At some point, things can get hot enough that the flamefront moves faster than the mixture and runs back along the burner tube until it runs out of mixture to burn and goes out. Gas will keep flowing and will draw more air and mix with it. The mixture will flow along the burner tube until it reaches the hot forge, ignites and repeats the cycle. As the flamefront moves along the burner tube, it will heat it up a little. This will make the mixture a little warmer the next time, increasing the speed of the flamefront. 

 

The noise is something like a pulsejet. If you catch it quickly enough, you can often turn up the gas pressure to increase the mixture flow and break the cycle. Don't pussy-foot about if it happens. Double the gas pressure for starters, which will give a 40% increase in mixture flow (Gas flow through a jet varies as the square root of the pressure doubling the pressure will increase flow by a factor of root2; 1.41). 

 

Once you know what you are looking for, you can establish the minimum pressure your forge will run without burning back without unnecessary anxiety.

 

 

Link to post
Share on other sites

Thanks again Alan for the help with the info on the links, I just got some Kast-o-lite ordered and ready to order some burners and wool now. I think I'll try some Black Beauty burners for my first build. 

Link to post
Share on other sites

Timgunn,

 

Wow that was a lot of information to digest lol. I kinda follow you on most of it but what I take away most is if I ever experience flame back, which I haven't experienced yet and hope not to but realistically probably will, I should look to increase the pressure at the regulator. I've been acting under the impression that regulating the pressure somewhat regulates the temperature within the forge. I should probably just get the notion of controlling temperature out of my head and focus on the stability of the burners for the volume of the the forge I have built first and foremost. 

 

When the paint started to smoke, I instinctively turned the pressure down (because in my head I said "holy **** It's going to burst into flames" and wanted to lower the temperature) and did hear a change in the burners. They got much quieter and sounded like they were sputtering thus I turned the pressure back up. 

 

In hindsight I wish I had not have painted the damn thing....
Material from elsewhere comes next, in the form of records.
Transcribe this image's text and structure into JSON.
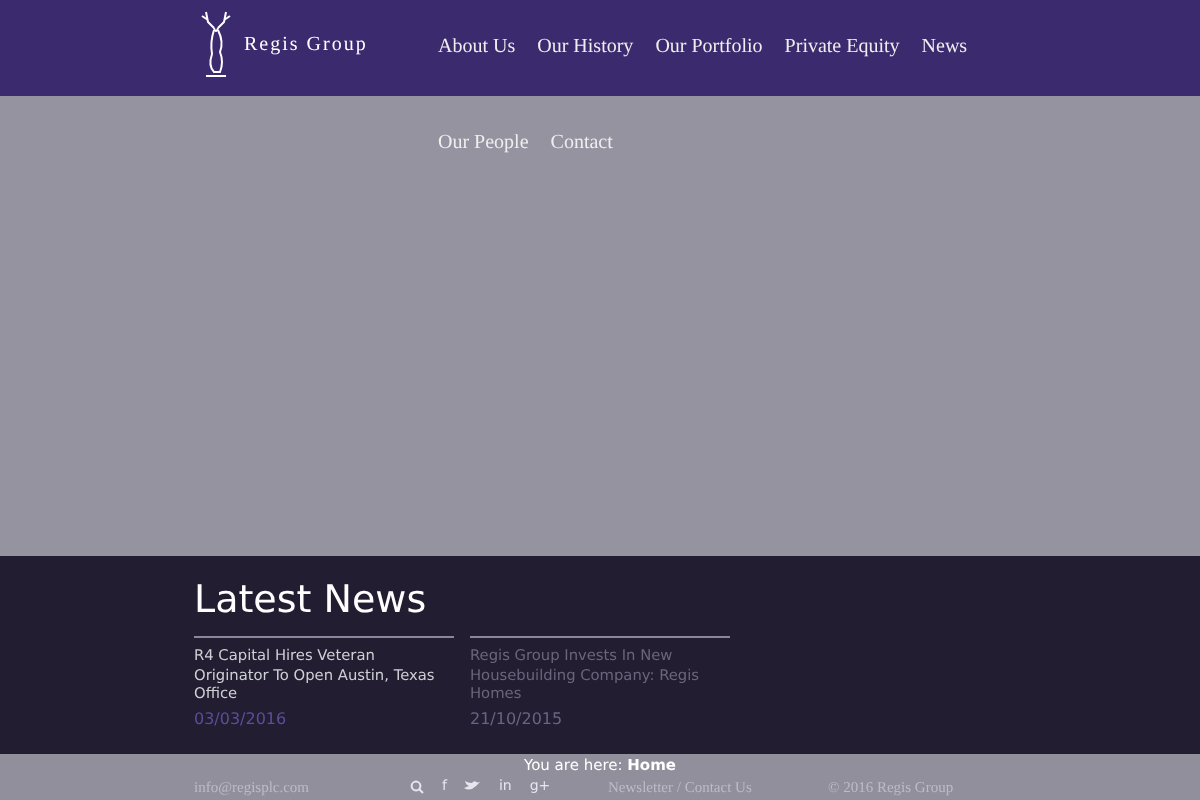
{
  "brand": {
    "name": "Regis Group"
  },
  "nav": [
    {
      "label": "About Us"
    },
    {
      "label": "Our History"
    },
    {
      "label": "Our Portfolio"
    },
    {
      "label": "Private Equity"
    },
    {
      "label": "News"
    },
    {
      "label": "Our People"
    },
    {
      "label": "Contact"
    }
  ],
  "latest_news": {
    "title": "Latest News",
    "items": [
      {
        "headline": "R4 Capital Hires Veteran Originator To Open Austin, Texas Office",
        "date": "03/03/2016",
        "active": true
      },
      {
        "headline": "Regis Group Invests In New Housebuilding Company: Regis Homes",
        "date": "21/10/2015",
        "active": false
      }
    ]
  },
  "breadcrumb": "You are here: **Home**",
  "footer": {
    "email": "info@regisplc.com",
    "social": [
      {
        "kind": "search"
      },
      {
        "kind": "glyph",
        "glyph": "f"
      },
      {
        "kind": "bird"
      },
      {
        "kind": "glyph",
        "glyph": "in"
      },
      {
        "kind": "glyph",
        "glyph": "g+"
      }
    ],
    "links": "Newsletter / Contact Us",
    "copyright": "© 2016 Regis Group"
  }
}
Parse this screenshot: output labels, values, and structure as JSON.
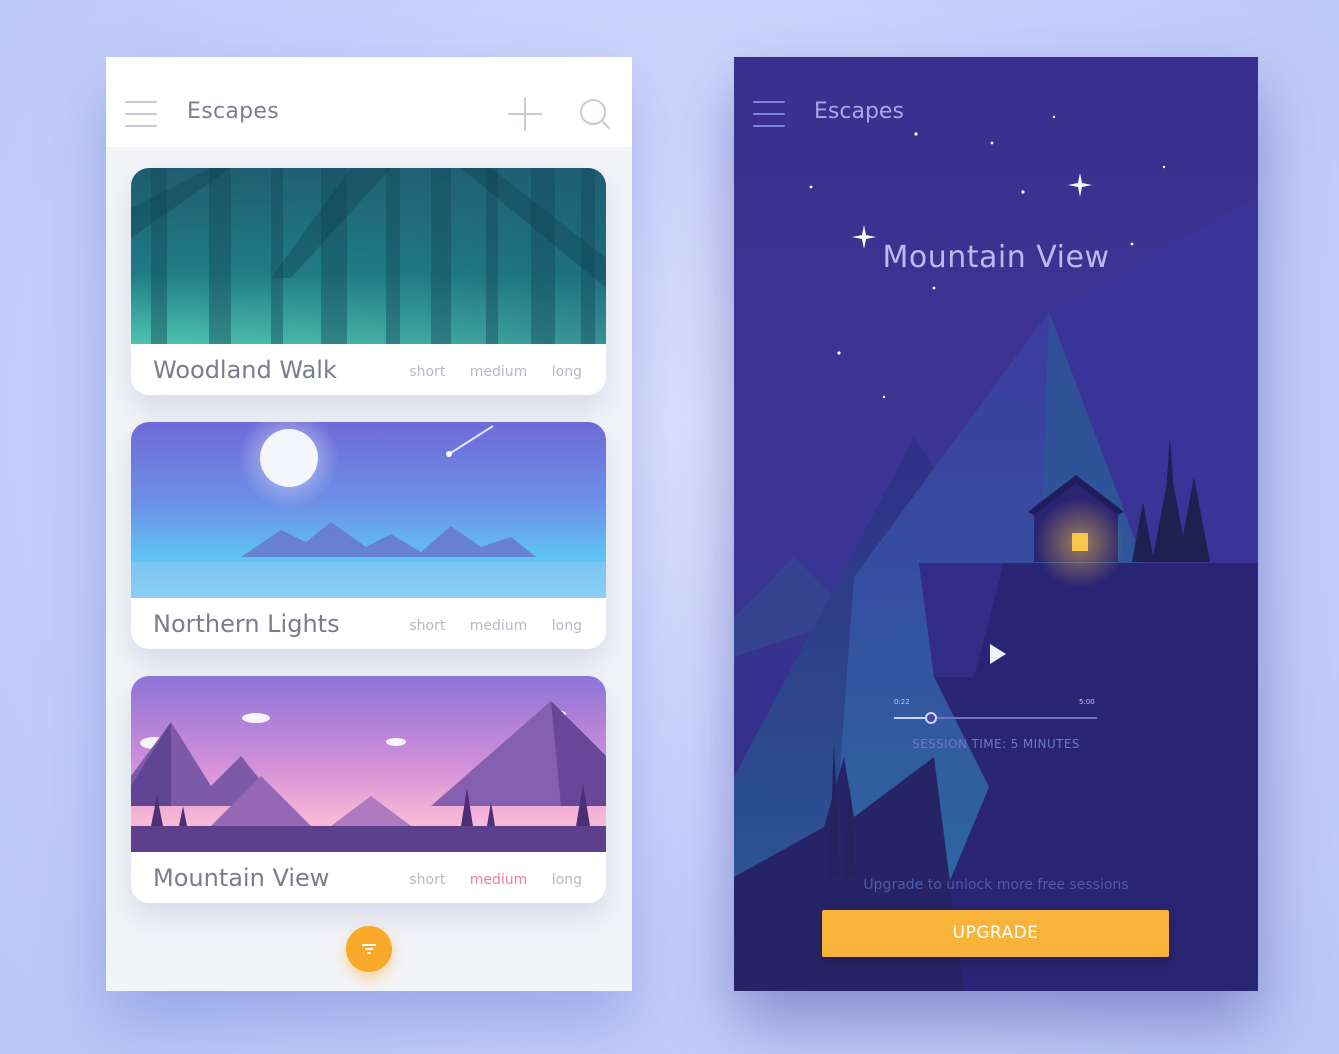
{
  "left_screen": {
    "title": "Escapes",
    "cards": [
      {
        "name": "Woodland Walk",
        "durations": [
          "short",
          "medium",
          "long"
        ],
        "selected": null
      },
      {
        "name": "Northern Lights",
        "durations": [
          "short",
          "medium",
          "long"
        ],
        "selected": null
      },
      {
        "name": "Mountain View",
        "durations": [
          "short",
          "medium",
          "long"
        ],
        "selected": "medium"
      }
    ]
  },
  "right_screen": {
    "title": "Escapes",
    "scene_title": "Mountain View",
    "time_start": "0:22",
    "time_end": "5:00",
    "progress_fraction": 0.18,
    "session_label": "SESSION TIME: 5 MINUTES",
    "upgrade_prompt": "Upgrade to unlock more free sessions",
    "upgrade_label": "UPGRADE"
  },
  "colors": {
    "accent": "#f8b43a",
    "fab": "#f8a92a",
    "selected_duration": "#f17d97",
    "night_bg": "#3b3390"
  },
  "icons": [
    "menu-icon",
    "plus-icon",
    "search-icon",
    "filter-icon",
    "play-icon"
  ]
}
Link to post
Share on other sites

Todd,

 

Like I said, there a lot of awesome people on here that are great sources of information. I'm glad that you're getting a fair bit of the negatives from my build so you can avoid them on your end. 

Link to post
Share on other sites

Create an account or sign in to comment

You need to be a member in order to leave a comment

Create an account

Sign up for a new account in our community. It's easy!

Register a new account

Sign in

Already have an account? Sign in here.

Sign In Now
×
×
  • Create New...